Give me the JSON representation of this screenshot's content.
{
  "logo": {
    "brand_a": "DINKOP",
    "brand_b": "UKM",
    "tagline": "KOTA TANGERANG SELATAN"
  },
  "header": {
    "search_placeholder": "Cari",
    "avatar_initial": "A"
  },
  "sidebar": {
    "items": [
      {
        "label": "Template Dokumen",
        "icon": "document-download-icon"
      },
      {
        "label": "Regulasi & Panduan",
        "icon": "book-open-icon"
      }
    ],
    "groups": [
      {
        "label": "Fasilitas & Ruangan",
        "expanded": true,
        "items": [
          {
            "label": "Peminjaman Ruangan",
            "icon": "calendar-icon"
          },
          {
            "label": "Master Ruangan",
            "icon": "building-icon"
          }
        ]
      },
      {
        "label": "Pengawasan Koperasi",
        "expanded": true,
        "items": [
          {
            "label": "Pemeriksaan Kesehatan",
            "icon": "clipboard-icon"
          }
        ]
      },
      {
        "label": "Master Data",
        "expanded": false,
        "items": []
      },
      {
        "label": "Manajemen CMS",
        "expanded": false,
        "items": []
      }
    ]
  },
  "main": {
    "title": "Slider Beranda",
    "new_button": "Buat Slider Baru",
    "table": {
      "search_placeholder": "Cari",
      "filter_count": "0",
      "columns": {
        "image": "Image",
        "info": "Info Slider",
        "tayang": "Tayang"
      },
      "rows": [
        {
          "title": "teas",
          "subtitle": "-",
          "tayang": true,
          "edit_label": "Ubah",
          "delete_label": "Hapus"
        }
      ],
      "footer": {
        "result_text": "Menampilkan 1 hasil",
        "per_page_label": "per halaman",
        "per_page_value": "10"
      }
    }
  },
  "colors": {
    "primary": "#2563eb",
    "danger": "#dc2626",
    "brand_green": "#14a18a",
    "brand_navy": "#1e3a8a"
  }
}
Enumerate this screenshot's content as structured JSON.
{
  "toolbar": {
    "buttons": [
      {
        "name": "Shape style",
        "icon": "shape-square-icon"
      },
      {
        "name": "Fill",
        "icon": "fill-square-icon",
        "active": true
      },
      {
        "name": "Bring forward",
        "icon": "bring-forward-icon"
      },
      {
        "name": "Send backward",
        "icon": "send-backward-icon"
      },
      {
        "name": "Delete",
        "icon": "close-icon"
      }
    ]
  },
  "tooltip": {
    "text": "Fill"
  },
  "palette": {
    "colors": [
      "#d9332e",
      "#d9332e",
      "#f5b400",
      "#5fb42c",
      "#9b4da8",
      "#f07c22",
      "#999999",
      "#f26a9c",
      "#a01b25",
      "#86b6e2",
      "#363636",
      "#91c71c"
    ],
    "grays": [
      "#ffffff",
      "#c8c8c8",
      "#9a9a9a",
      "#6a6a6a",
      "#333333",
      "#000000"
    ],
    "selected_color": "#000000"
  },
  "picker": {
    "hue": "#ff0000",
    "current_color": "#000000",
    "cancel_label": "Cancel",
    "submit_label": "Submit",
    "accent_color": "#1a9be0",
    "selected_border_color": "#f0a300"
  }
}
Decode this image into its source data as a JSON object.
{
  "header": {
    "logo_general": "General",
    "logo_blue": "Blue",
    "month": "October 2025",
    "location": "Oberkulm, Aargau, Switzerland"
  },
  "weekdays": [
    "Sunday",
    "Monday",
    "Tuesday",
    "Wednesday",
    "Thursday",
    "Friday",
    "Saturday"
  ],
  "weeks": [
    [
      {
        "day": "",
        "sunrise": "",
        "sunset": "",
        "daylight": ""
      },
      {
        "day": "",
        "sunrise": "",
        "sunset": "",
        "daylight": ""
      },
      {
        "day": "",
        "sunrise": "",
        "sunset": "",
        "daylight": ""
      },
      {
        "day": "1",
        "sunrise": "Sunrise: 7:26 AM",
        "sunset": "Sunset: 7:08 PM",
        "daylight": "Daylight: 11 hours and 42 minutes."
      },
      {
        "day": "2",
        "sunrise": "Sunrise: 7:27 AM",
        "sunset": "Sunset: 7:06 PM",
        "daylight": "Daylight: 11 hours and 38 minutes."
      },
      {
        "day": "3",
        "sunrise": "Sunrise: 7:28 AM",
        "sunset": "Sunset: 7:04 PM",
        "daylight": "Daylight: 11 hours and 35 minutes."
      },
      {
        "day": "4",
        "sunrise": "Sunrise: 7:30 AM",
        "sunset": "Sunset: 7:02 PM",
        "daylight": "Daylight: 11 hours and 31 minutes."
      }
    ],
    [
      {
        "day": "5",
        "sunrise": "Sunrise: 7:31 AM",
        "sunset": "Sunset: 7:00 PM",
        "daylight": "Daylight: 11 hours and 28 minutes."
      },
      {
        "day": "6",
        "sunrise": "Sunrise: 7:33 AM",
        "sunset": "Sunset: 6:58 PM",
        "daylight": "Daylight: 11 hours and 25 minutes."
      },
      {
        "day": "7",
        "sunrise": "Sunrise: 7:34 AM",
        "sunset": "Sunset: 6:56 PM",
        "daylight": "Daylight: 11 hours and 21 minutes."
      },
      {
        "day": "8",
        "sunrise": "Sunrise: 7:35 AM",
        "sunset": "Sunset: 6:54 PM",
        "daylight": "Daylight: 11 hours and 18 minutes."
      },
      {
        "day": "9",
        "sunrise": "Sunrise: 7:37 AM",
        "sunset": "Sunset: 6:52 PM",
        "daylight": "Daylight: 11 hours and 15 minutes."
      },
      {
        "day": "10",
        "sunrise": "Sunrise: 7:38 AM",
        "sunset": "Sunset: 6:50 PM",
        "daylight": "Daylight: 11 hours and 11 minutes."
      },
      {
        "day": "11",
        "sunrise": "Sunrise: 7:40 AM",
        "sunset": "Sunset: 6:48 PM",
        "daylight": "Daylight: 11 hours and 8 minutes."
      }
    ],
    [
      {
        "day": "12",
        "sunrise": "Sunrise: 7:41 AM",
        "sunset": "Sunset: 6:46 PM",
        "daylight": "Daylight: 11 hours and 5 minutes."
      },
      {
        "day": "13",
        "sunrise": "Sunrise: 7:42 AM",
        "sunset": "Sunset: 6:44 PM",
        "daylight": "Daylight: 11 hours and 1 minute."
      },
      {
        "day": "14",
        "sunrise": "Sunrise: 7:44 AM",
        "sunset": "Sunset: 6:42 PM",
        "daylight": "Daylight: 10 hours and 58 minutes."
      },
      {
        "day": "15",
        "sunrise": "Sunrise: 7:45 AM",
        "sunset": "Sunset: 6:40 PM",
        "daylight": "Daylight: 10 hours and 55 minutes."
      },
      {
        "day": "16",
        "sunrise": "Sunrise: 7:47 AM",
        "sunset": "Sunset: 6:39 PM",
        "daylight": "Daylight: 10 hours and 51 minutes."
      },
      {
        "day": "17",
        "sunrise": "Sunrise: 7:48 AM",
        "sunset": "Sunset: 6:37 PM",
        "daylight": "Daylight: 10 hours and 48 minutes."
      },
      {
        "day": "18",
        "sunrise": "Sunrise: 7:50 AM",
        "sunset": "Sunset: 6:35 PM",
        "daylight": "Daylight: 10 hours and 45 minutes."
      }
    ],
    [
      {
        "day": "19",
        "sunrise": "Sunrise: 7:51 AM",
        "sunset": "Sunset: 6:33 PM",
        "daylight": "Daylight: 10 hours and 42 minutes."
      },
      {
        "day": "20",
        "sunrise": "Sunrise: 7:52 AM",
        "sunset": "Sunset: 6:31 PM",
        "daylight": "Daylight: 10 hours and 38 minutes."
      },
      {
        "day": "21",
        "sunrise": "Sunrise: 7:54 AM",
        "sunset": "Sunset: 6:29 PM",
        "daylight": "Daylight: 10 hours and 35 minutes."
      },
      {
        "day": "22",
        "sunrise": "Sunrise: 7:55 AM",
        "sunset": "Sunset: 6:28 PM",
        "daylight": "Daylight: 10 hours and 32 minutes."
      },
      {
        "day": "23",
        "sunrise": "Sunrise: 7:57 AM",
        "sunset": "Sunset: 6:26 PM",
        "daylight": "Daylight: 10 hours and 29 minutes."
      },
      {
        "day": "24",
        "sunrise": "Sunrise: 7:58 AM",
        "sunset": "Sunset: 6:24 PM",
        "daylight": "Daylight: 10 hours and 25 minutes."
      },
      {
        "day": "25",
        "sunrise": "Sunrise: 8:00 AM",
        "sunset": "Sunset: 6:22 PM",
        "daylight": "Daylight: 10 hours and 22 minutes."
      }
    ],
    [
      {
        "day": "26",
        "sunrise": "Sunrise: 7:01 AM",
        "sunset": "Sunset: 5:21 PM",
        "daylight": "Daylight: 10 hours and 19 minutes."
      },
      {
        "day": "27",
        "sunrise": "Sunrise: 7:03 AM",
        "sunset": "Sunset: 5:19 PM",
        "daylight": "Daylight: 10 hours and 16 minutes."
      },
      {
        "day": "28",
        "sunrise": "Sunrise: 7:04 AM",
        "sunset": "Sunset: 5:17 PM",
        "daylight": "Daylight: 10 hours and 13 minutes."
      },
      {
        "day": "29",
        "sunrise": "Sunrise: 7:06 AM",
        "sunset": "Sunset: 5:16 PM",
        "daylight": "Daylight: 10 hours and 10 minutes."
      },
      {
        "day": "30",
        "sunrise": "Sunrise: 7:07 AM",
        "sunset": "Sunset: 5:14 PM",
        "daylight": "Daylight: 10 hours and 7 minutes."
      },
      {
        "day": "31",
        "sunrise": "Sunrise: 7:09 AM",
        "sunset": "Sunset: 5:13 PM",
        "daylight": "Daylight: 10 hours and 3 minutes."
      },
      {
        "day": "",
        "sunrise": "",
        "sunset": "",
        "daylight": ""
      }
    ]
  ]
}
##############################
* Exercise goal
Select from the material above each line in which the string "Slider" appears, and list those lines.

* Your solution
    "title": "Slider Beranda",
    "new_button": "Buat Slider Baru",
        "info": "Info Slider",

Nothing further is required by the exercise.